What does “retirement” mean to you? When do you think it will become a desirable option? How much of a retirement fund or “nest egg” do you think you’ll need?
These are some of the questions that you should ponder well before you approach the time for a decision about leaving the workforce. There are at least two readiness tests that will help you consider why, how and when to retire.
1) Are you financially ready to retire? Do you have the resources necessary to support yourself and your family lifestyle?
2) Are you mentally ready to cross that line, to leave that productive life and enter the reductive phase of life?
There is a survey that can help you answer these questions for the present time of your career. It will help you decide if you’re ready and about when it will make sense to do so with a look at the mental and financial readiness of your situation. This is the link to the survey called the BERI (Business Exit Readiness Index) Report:
What happens if you decide the timing is not right? What if you don’t really have an interest in leaving the workforce? What does it mean to you to “finish well”? What if you’ve accumulated a sizeable “nest egg” but retirement isn’t really appealing to you?
These also are questions that may come up on your journey to “finishing well” regardless of how you define that. Fortunately, there are steps you can take to prepare yourself mentally and financially to approach the final quarter of your productive years and should you so decide, you can “retool” rather than “retire.”
There is a process that takes a measure of the uncertainty out of that decision. This process has the following steps:
1) Data taking involves gathering all pertinent financial data to determine where you are at present. The data includes financial assets and obligations, current budgetary expenditures and income, savings history, estimated taxes, retirement plan contributions and any other financial related data.
2) Goal setting is extremely important in terms of specific measurable, challenging, achievable goals with a specific time frame for completion. You need to stay in touch with your goals on a frequent and regular basis so they become real.
3) Plan how to reach your goals deliberately, routinely and consistently. Your plan should be based on the particulars of your personal situation. It also is age-based in that the older you are, the shorter the time you have to save, grow and accumulate your “nest egg.”
4) Tools you will need to consider using include:
- Savings accounts for immediate needs;
- Qualified retirement plans such as 401k, SEP IRA, Traditional IRA Plans;
- Non-qualified retirement plans such as SERPs, Deferred Comp Plans, Key Man coverage;
- Private investment account including stocks, bonds, mutual funds;
- Annuities and Cash Value Life Insurance.
- Income producing real estate can be used if your situation permits.
5) Social Security is today a valuable source of predictable income once you reach Full Retirement Age, currently 66 years old if you’re turning that age soon.
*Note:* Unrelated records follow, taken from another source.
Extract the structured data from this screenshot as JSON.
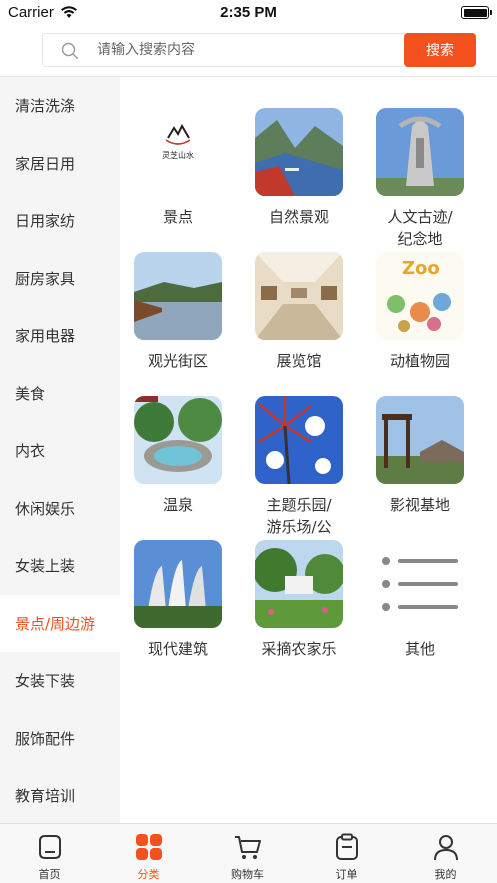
{
  "status_bar": {
    "carrier": "Carrier",
    "time": "2:35 PM"
  },
  "search": {
    "placeholder": "请输入搜索内容",
    "button_label": "搜索"
  },
  "sidebar": {
    "items": [
      {
        "label": "清洁洗涤",
        "active": false
      },
      {
        "label": "家居日用",
        "active": false
      },
      {
        "label": "日用家纺",
        "active": false
      },
      {
        "label": "厨房家具",
        "active": false
      },
      {
        "label": "家用电器",
        "active": false
      },
      {
        "label": "美食",
        "active": false
      },
      {
        "label": "内衣",
        "active": false
      },
      {
        "label": "休闲娱乐",
        "active": false
      },
      {
        "label": "女装上装",
        "active": false
      },
      {
        "label": "景点/周边游",
        "active": true
      },
      {
        "label": "女装下装",
        "active": false
      },
      {
        "label": "服饰配件",
        "active": false
      },
      {
        "label": "教育培训",
        "active": false
      }
    ]
  },
  "categories": [
    {
      "label": "景点",
      "logo_text": "灵芝山水"
    },
    {
      "label": "自然景观"
    },
    {
      "label": "人文古迹/\n纪念地"
    },
    {
      "label": "观光街区"
    },
    {
      "label": "展览馆"
    },
    {
      "label": "动植物园",
      "sign_text": "Zoo"
    },
    {
      "label": "温泉"
    },
    {
      "label": "主题乐园/\n游乐场/公\n园广场"
    },
    {
      "label": "影视基地"
    },
    {
      "label": "现代建筑"
    },
    {
      "label": "采摘农家乐"
    },
    {
      "label": "其他"
    }
  ],
  "tabbar": {
    "tabs": [
      {
        "label": "首页",
        "icon": "home-icon",
        "active": false
      },
      {
        "label": "分类",
        "icon": "category-grid-icon",
        "active": true
      },
      {
        "label": "购物车",
        "icon": "cart-icon",
        "active": false
      },
      {
        "label": "订单",
        "icon": "order-clipboard-icon",
        "active": false
      },
      {
        "label": "我的",
        "icon": "profile-icon",
        "active": false
      }
    ]
  },
  "colors": {
    "accent": "#f4511e",
    "sidebar_bg": "#f5f5f5"
  }
}
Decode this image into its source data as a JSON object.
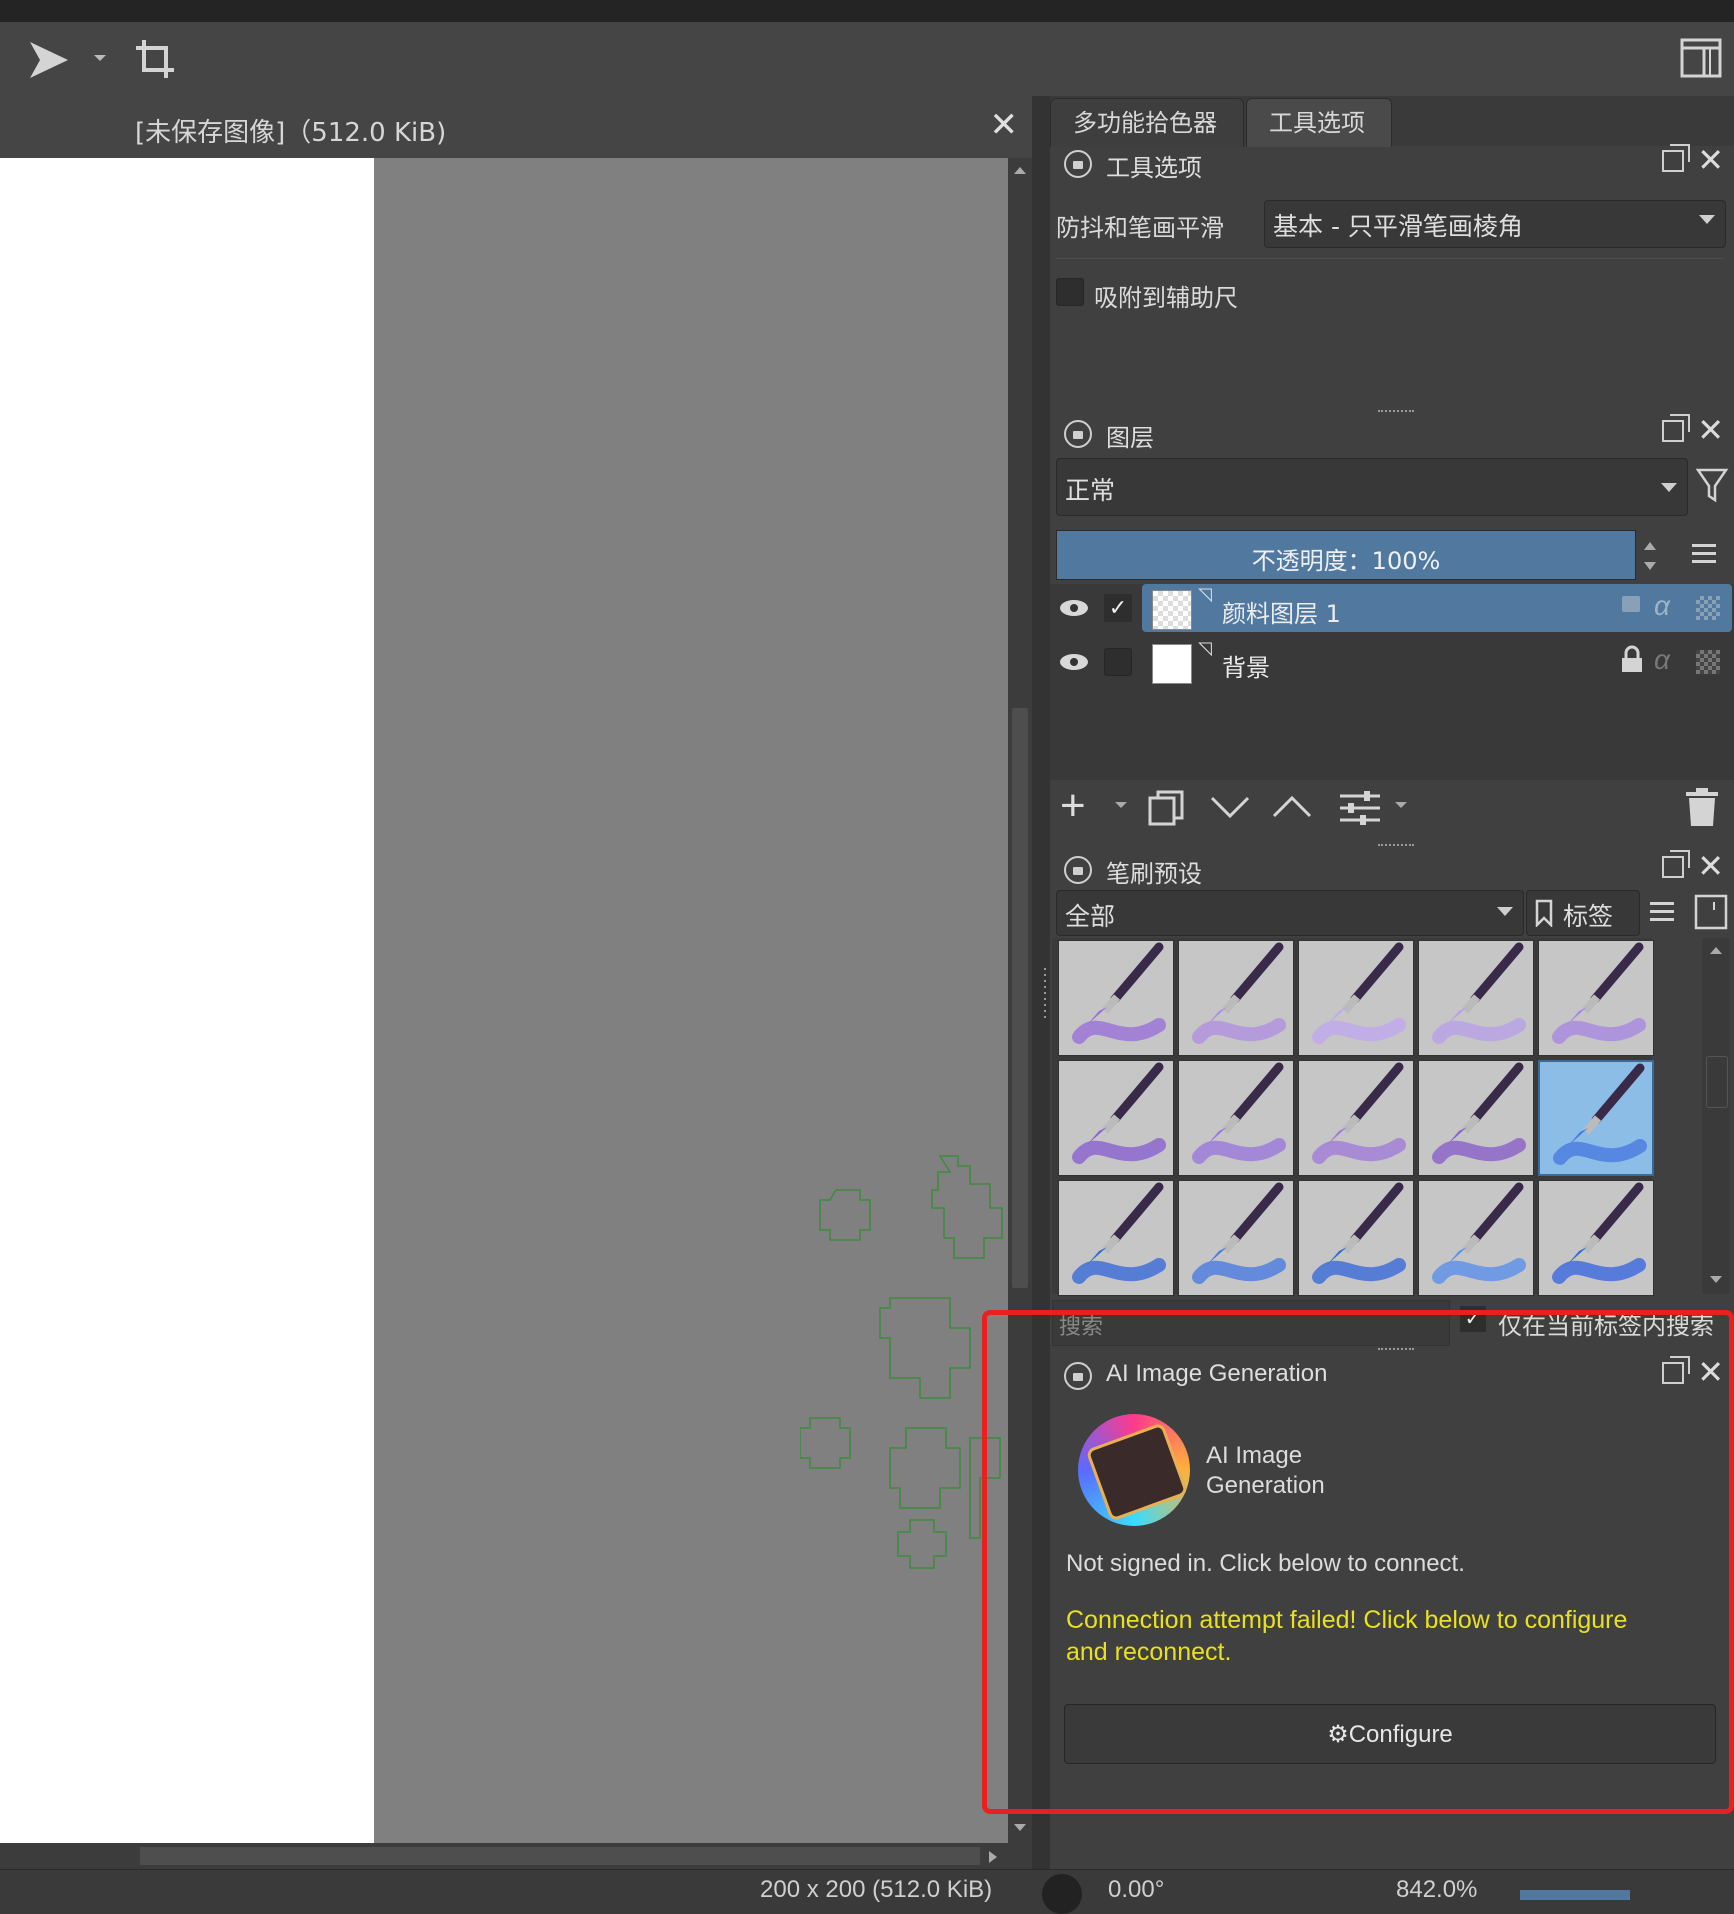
{
  "toolbar": {
    "left_icons": [
      "play-icon",
      "dropdown-arrow-icon",
      "crop-icon"
    ],
    "right_icon": "workspace-layout-icon"
  },
  "document": {
    "title": "[未保存图像]（512.0 KiB)",
    "close_icon": "close-icon"
  },
  "dock_tabs": [
    {
      "label": "多功能拾色器",
      "active": false
    },
    {
      "label": "工具选项",
      "active": true
    }
  ],
  "tool_options": {
    "panel_title": "工具选项",
    "smoothing_label": "防抖和笔画平滑",
    "smoothing_value": "基本 - 只平滑笔画棱角",
    "snap_label": "吸附到辅助尺"
  },
  "layers": {
    "panel_title": "图层",
    "blend_mode": "正常",
    "opacity_label": "不透明度：100%",
    "items": [
      {
        "name": "颜料图层 1",
        "selected": true,
        "checked": true,
        "locked": false
      },
      {
        "name": "背景",
        "selected": false,
        "checked": false,
        "locked": true
      }
    ]
  },
  "brush_presets": {
    "panel_title": "笔刷预设",
    "filter_value": "全部",
    "tag_label": "标签",
    "search_placeholder": "搜索",
    "search_in_tag_label": "仅在当前标签内搜索",
    "selected_index": 9,
    "count": 15
  },
  "ai_panel": {
    "panel_title": "AI Image Generation",
    "logo_text_line1": "AI Image",
    "logo_text_line2": "Generation",
    "status": "Not signed in. Click below to connect.",
    "error_line1": "Connection attempt failed! Click below to configure",
    "error_line2": "and reconnect.",
    "configure_label": "Configure"
  },
  "statusbar": {
    "size": "200 x 200 (512.0 KiB)",
    "rotation": "0.00°",
    "zoom": "842.0%"
  },
  "colors": {
    "accent": "#5179a0",
    "warning_text": "#e8e020",
    "highlight_box": "#e82020",
    "canvas_bg": "#808080"
  }
}
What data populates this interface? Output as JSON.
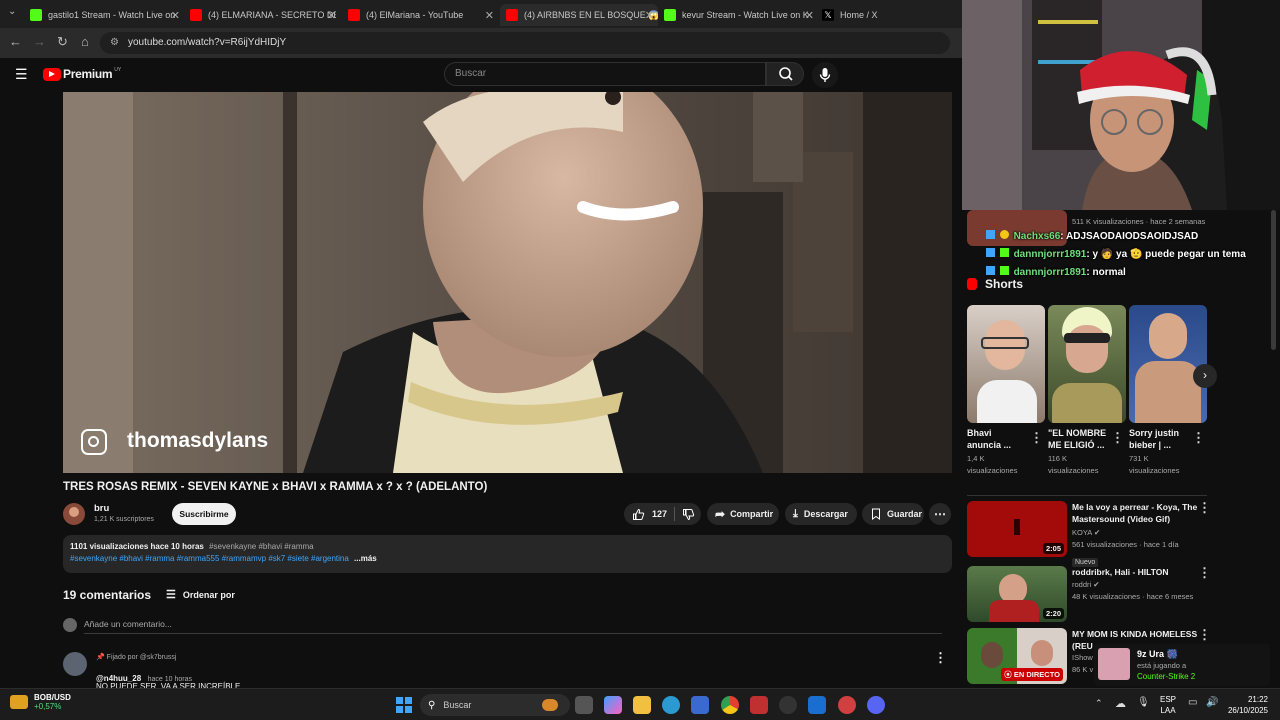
{
  "browser": {
    "tabs": [
      {
        "title": "gastilo1 Stream - Watch Live on",
        "color": "#53fc18"
      },
      {
        "title": "(4) ELMARIANA - SECRETO DE",
        "color": "#ff0000"
      },
      {
        "title": "(4) ElMariana - YouTube",
        "color": "#ff0000"
      },
      {
        "title": "(4) AIRBNBS EN EL BOSQUE 😱",
        "color": "#ff0000"
      },
      {
        "title": "kevur Stream - Watch Live on K",
        "color": "#53fc18"
      },
      {
        "title": "Home / X",
        "color": "#ffffff"
      }
    ],
    "url": "youtube.com/watch?v=R6ijYdHIDjY"
  },
  "youtube": {
    "logo_text": "Premium",
    "logo_region": "UY",
    "search_placeholder": "Buscar",
    "video_overlay_handle": "thomasdylans",
    "video_title": "TRES ROSAS REMIX - SEVEN KAYNE x BHAVI x RAMMA x ? x ? (ADELANTO)",
    "channel_name": "bru",
    "subscribers": "1,21 K suscriptores",
    "subscribe_label": "Suscribirme",
    "likes": "127",
    "share_label": "Compartir",
    "download_label": "Descargar",
    "save_label": "Guardar",
    "description": {
      "stats": "1101 visualizaciones  hace 10 horas",
      "tags_line1": "#sevenkayne #bhavi #ramma",
      "tags_line2": "#sevenkayne #bhavi #ramma #ramma555 #rammamvp #sk7 #siete #argentina",
      "more": "...más"
    },
    "comments": {
      "count_label": "19 comentarios",
      "sort_label": "Ordenar por",
      "add_placeholder": "Añade un comentario...",
      "pinned_label": "Fijado por @sk7brussj",
      "first_author": "@n4huu_28",
      "first_time": "hace 10 horas",
      "first_text": "NO PUEDE SER, VA A SER INCREÍBLE"
    },
    "sidebar": {
      "partial_meta": "511 K visualizaciones · hace 2 semanas",
      "shorts_label": "Shorts",
      "shorts": [
        {
          "title1": "Bhavi",
          "title2": "anuncia ...",
          "views1": "1,4 K",
          "views2": "visualizaciones"
        },
        {
          "title1": "\"EL NOMBRE",
          "title2": "ME ELIGIÓ ...",
          "views1": "116 K",
          "views2": "visualizaciones"
        },
        {
          "title1": "Sorry justin",
          "title2": "bieber | ...",
          "views1": "731 K",
          "views2": "visualizaciones"
        }
      ],
      "videos": [
        {
          "title1": "Me la voy a perrear - Koya, The",
          "title2": "Mastersound (Video Gif)",
          "channel": "KOYA",
          "meta": "561 visualizaciones · hace 1 día",
          "badge": "Nuevo",
          "duration": "2:05"
        },
        {
          "title1": "roddribrk, Hali - HILTON",
          "title2": "",
          "channel": "roddri",
          "meta": "48 K visualizaciones · hace 6 meses",
          "badge": "",
          "duration": "2:20"
        },
        {
          "title1": "MY MOM IS KINDA HOMELESS",
          "title2": "(REU",
          "channel": "IShow",
          "meta": "86 K v",
          "badge": "",
          "duration": "EN DIRECTO"
        }
      ]
    }
  },
  "stream_chat": [
    {
      "user": "Nachxs66",
      "message": ": ADJSAODAIODSAOIDJSAD"
    },
    {
      "user": "dannnjorrr1891",
      "message": ": y 🧑 ya 🫡 puede pegar un tema"
    },
    {
      "user": "dannnjorrr1891",
      "message": ": normal"
    }
  ],
  "stream_notification": {
    "name": "9z Ura 🎆",
    "status": "está jugando a",
    "game": "Counter-Strike 2"
  },
  "taskbar": {
    "ticker_name": "BOB/USD",
    "ticker_change": "+0,57%",
    "search_label": "Buscar",
    "lang1": "ESP",
    "lang2": "LAA",
    "time": "21:22",
    "date": "26/10/2025"
  }
}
This is a topic for another time unless you are 60 or more. If not, speak to a Certified Financial Planner who should be able to help you. There is talk that Social Security payments will likely be reduced by 25% in 2034 unless Congress acts to correct funding issues.
So, when do you begin this process? In your 30s is a recommended time to start. Twenty years ago would have been a better time to start accumulating, but today is the best time to start the process if you haven’t started yet.
Using the “Tools” mentioned earlier, begin to allocate a portion of your earnings. How much? As much as you can set aside without having to borrow. Debt is a “nest egg robber” unless you are buying something that will increase in value, such as real estate.
Take advantage of any matching program in a 401k plan, at least up to the percent of your income the company will match on a regular basis.
Begin to save in a separate account targeting 3-6 months of your monthly fixed expenses as an emergency fund.
The next step is developing a non-retirement investment account to be used to purchase mutual funds at first, with a combination of growth and fixed income funds. Then individual stocks may be a desirable addition once you have a well-established account of mutual funds.
An important point to make is to seek the advice of a Certified Financial Planner that can assist you in every aspect of accumulation mentioned in this article. Monitor your results with a little TLC and watch your “nest egg” grow to full size by retirement.
About the Author
Richard T. Harris has been associated with Sagemark Consulting since 1980 where he has developed a financial planning practice focusing on wealth accumulation and conservation and business succession planning issues and exit strategies. Throughout his 30 year career with Sagemark he has attained qualification for the company’s Chairman’s Council four times and President’s Cabinet twenty-eight times. His professional designations include: Chartered Life Underwriter, Chartered Financial Consultant and the CERTIFIED FINANCIAL PLANNER™ certification.
« Return to Newsletter